Let’s take a look at Joe and Sarah.

Joe left the marital residence and moved in with his parents. Joe and Sarah found some common parenting ground and established rules for both parents to follow with their children.

The problem: Joe’s parents have additional rules in their household. Some are contradictory to the ones that Joe and Sarah have come up with in their co-parenting agreement. When the children become confused by the contradictory rules, they begin to act out.

Joe, feeling like he is caught between a rock and a hard place (his parent’s rules and the co parent agreement) doesn’t know what to do but tries his best. When his best fails, his parents step in and take over the parenting role leaving Joe to look powerless in his children’s eyes. When Joe’s parents aren’t around, it becomes a free for all for the children and Joe has no control over the situation.

Wow!!! What to do? Let’s start by exploring the grandparent role.

Grandparents have a very important role in grandchildren’s lives. When you are a grandparent your role switches from parent to the soft place for kids to fall. Your time with your grandchildren should be fun and one that you all enjoy. When your grandchildren come from a divorced home, it is more important than ever that you remain in the neutral position.

So, why are Joe’s parents leaving that role? Because Joe is having problems parenting.

I understand that you to want to jump in and parent the grandchildren. After all, that is what you have done the majority of your life but that is not your job. That is Joe’s job. So, the real question is, how can you help Joe without actually jumping in to the parenting role?

When the children are getting out of hand, this is your opportunity to step in and offer the children a diversion or a fun activity that they can do with you. This stops the behavior and gives Joe a few minutes to collect himself. By choosing this step it leaves Joe’s reputation as the “parent” in-tact and eliminating the problem that Joe has when parenting the children alone.

After the children leave, that is the time that you can sit Joe down and talk to him about his parenting skills. If you are truly concerned that he is having problems keeping things in hand, then offer suggestions of parenting classes, parent therapy or parent coaching. By offering these suggestions, it puts you in the neutral position.
I understand that you have raised your children with success but your parenting beliefs and methods may not be the ones that Joe and Sarah have agreed upon. If you choose to advise Joe on parenting methods, you are setting yourself up to be blamed for any future problems between Joe and Sarah when it comes to peacefully co-parenting their children. Why put yourself in that position?
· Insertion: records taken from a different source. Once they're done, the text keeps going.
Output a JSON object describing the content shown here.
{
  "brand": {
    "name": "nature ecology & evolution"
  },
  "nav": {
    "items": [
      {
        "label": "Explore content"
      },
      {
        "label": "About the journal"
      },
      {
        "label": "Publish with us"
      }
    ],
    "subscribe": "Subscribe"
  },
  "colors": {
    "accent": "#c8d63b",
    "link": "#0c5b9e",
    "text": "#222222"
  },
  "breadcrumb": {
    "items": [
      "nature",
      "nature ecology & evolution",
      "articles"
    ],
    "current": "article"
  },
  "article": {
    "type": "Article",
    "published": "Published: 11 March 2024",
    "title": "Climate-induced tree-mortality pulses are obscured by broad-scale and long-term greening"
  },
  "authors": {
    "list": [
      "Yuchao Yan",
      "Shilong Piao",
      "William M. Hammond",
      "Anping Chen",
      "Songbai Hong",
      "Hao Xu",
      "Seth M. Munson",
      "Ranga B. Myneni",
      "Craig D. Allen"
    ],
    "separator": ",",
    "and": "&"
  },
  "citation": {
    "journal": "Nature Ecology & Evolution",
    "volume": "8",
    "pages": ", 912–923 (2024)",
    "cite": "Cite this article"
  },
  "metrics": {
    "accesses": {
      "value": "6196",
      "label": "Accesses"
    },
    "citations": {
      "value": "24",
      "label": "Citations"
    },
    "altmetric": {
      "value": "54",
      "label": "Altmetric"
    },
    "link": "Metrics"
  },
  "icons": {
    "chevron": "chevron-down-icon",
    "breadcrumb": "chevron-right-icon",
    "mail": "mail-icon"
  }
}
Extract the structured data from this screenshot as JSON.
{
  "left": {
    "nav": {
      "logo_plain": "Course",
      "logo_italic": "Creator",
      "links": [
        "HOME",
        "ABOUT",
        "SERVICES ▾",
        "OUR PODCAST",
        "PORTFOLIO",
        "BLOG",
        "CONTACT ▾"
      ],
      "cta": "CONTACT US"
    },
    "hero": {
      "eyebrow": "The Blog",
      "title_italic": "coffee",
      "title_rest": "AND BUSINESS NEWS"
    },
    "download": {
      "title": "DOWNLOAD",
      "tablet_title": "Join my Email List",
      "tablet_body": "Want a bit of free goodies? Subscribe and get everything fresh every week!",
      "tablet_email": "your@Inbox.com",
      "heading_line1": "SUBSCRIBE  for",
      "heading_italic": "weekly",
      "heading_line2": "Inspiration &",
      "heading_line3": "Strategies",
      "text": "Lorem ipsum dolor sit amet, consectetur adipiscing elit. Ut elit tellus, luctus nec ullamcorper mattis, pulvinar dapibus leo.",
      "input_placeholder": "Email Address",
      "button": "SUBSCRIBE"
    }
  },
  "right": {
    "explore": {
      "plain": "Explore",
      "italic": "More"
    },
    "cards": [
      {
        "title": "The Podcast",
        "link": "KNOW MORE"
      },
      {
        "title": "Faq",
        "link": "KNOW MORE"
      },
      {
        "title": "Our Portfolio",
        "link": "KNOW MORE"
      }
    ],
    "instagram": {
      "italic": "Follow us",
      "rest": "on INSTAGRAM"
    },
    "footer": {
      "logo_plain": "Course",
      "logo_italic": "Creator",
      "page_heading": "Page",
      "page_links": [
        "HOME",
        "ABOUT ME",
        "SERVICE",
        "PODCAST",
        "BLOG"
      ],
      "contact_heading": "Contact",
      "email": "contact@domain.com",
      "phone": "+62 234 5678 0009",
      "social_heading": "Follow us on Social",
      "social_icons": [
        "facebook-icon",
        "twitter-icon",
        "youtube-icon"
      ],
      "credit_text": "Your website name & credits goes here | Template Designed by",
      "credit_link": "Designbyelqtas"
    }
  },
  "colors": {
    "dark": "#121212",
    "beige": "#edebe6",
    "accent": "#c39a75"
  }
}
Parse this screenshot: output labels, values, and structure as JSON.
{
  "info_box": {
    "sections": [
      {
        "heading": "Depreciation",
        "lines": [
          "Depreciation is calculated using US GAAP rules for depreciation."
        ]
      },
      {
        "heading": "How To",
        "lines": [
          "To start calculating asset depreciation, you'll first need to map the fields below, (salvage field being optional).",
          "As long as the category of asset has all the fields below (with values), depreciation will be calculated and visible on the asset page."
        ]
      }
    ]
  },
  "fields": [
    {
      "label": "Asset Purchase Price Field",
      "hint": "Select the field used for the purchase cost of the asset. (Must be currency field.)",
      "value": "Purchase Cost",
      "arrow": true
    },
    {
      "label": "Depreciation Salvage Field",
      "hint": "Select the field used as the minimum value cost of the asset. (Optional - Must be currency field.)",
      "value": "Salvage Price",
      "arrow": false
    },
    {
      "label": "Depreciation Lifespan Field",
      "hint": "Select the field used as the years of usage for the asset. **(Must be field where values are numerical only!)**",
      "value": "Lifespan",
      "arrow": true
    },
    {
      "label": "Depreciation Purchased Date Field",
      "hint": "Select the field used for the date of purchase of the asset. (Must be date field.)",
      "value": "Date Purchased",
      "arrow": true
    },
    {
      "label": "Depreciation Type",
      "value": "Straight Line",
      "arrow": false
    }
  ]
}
By choosing these steps, it sets Joe up to be a successful parent and allows you to be your grandchildren’s soft place to fall. What better place is there to be?